● PROBLEM STATEMENT: Repeat these records exactly, pictures excluded.
*** Opening RECORD EXTRACTS ***
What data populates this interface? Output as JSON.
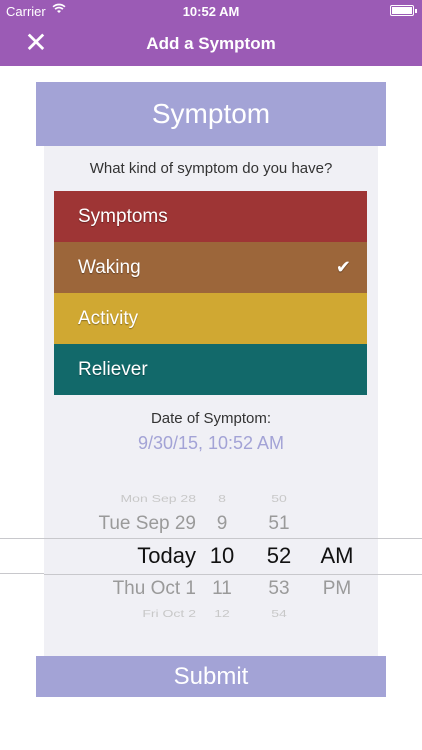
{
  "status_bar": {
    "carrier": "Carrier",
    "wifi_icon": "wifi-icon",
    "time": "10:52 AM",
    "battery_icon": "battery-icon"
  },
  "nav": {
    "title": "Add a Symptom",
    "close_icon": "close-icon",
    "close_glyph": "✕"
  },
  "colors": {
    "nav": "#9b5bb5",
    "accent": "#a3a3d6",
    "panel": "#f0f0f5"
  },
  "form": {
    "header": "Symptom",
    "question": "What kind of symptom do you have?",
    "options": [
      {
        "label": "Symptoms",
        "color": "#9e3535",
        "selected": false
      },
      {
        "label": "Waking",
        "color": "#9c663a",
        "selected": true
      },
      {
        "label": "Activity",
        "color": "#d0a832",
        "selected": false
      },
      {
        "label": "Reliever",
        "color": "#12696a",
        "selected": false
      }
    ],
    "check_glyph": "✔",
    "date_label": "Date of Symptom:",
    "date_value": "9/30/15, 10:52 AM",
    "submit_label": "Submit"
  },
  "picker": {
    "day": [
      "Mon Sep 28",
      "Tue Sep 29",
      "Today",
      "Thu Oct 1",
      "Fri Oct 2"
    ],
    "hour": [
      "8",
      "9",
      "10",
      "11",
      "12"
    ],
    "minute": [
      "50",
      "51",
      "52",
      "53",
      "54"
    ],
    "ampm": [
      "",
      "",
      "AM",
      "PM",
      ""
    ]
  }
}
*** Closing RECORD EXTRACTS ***
● REPLY:
What data populates this interface? Output as JSON.
{
  "status_bar": {
    "carrier": "Carrier",
    "wifi_icon": "wifi-icon",
    "time": "10:52 AM",
    "battery_icon": "battery-icon"
  },
  "nav": {
    "title": "Add a Symptom",
    "close_icon": "close-icon",
    "close_glyph": "✕"
  },
  "colors": {
    "nav": "#9b5bb5",
    "accent": "#a3a3d6",
    "panel": "#f0f0f5"
  },
  "form": {
    "header": "Symptom",
    "question": "What kind of symptom do you have?",
    "options": [
      {
        "label": "Symptoms",
        "color": "#9e3535",
        "selected": false
      },
      {
        "label": "Waking",
        "color": "#9c663a",
        "selected": true
      },
      {
        "label": "Activity",
        "color": "#d0a832",
        "selected": false
      },
      {
        "label": "Reliever",
        "color": "#12696a",
        "selected": false
      }
    ],
    "check_glyph": "✔",
    "date_label": "Date of Symptom:",
    "date_value": "9/30/15, 10:52 AM",
    "submit_label": "Submit"
  },
  "picker": {
    "day": [
      "Mon Sep 28",
      "Tue Sep 29",
      "Today",
      "Thu Oct 1",
      "Fri Oct 2"
    ],
    "hour": [
      "8",
      "9",
      "10",
      "11",
      "12"
    ],
    "minute": [
      "50",
      "51",
      "52",
      "53",
      "54"
    ],
    "ampm": [
      "",
      "",
      "AM",
      "PM",
      ""
    ]
  }
}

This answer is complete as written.